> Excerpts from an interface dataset

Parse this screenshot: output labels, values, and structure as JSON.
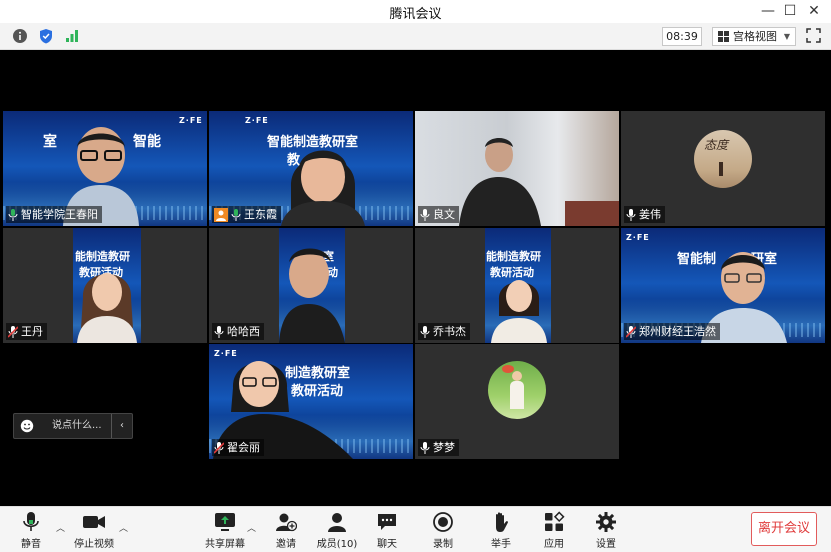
{
  "window": {
    "title": "腾讯会议"
  },
  "toolbar": {
    "meeting_time": "08:39",
    "view_mode": "宫格视图",
    "icons": [
      "info-icon",
      "shield-icon",
      "signal-icon",
      "grid-icon",
      "fullscreen-icon"
    ]
  },
  "participants": [
    {
      "name": "智能学院王春阳",
      "banner": "智能",
      "mic": "on",
      "speaking": true
    },
    {
      "name": "王东霞",
      "banner": "智能制造教研室",
      "banner2": "教",
      "mic": "on",
      "host_badge": true
    },
    {
      "name": "良文",
      "mic": "on"
    },
    {
      "name": "姜伟",
      "mic": "on",
      "avatar_text": "态度"
    },
    {
      "name": "王丹",
      "banner": "能制造教研",
      "banner2": "教研活动",
      "mic": "muted"
    },
    {
      "name": "哈哈西",
      "banner": "教研室",
      "banner2": "研活动",
      "mic": "on"
    },
    {
      "name": "乔书杰",
      "banner": "能制造教研",
      "banner2": "教研活动",
      "mic": "on"
    },
    {
      "name": "郑州财经王浩然",
      "banner": "智能制",
      "banner2": "研室",
      "mic": "muted"
    },
    {
      "name": "翟会丽",
      "banner": "制造教研室",
      "banner2": "教研活动",
      "mic": "muted"
    },
    {
      "name": "梦梦",
      "mic": "on"
    }
  ],
  "logo": "Z·FE",
  "chat": {
    "placeholder": "说点什么..."
  },
  "bottombar": {
    "mute": "静音",
    "stop_video": "停止视频",
    "share_screen": "共享屏幕",
    "invite": "邀请",
    "members": "成员(10)",
    "chat": "聊天",
    "record": "录制",
    "raise_hand": "举手",
    "apps": "应用",
    "settings": "设置",
    "leave": "离开会议"
  },
  "colors": {
    "speaking_border": "#2fb45a",
    "leave_red": "#e03c3c",
    "banner_blue": "#1457b8"
  }
}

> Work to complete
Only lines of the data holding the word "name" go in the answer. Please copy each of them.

> Result of the task
      "name": "智能学院王春阳",
      "name": "王东霞",
      "name": "良文",
      "name": "姜伟",
      "name": "王丹",
      "name": "哈哈西",
      "name": "乔书杰",
      "name": "郑州财经王浩然",
      "name": "翟会丽",
      "name": "梦梦",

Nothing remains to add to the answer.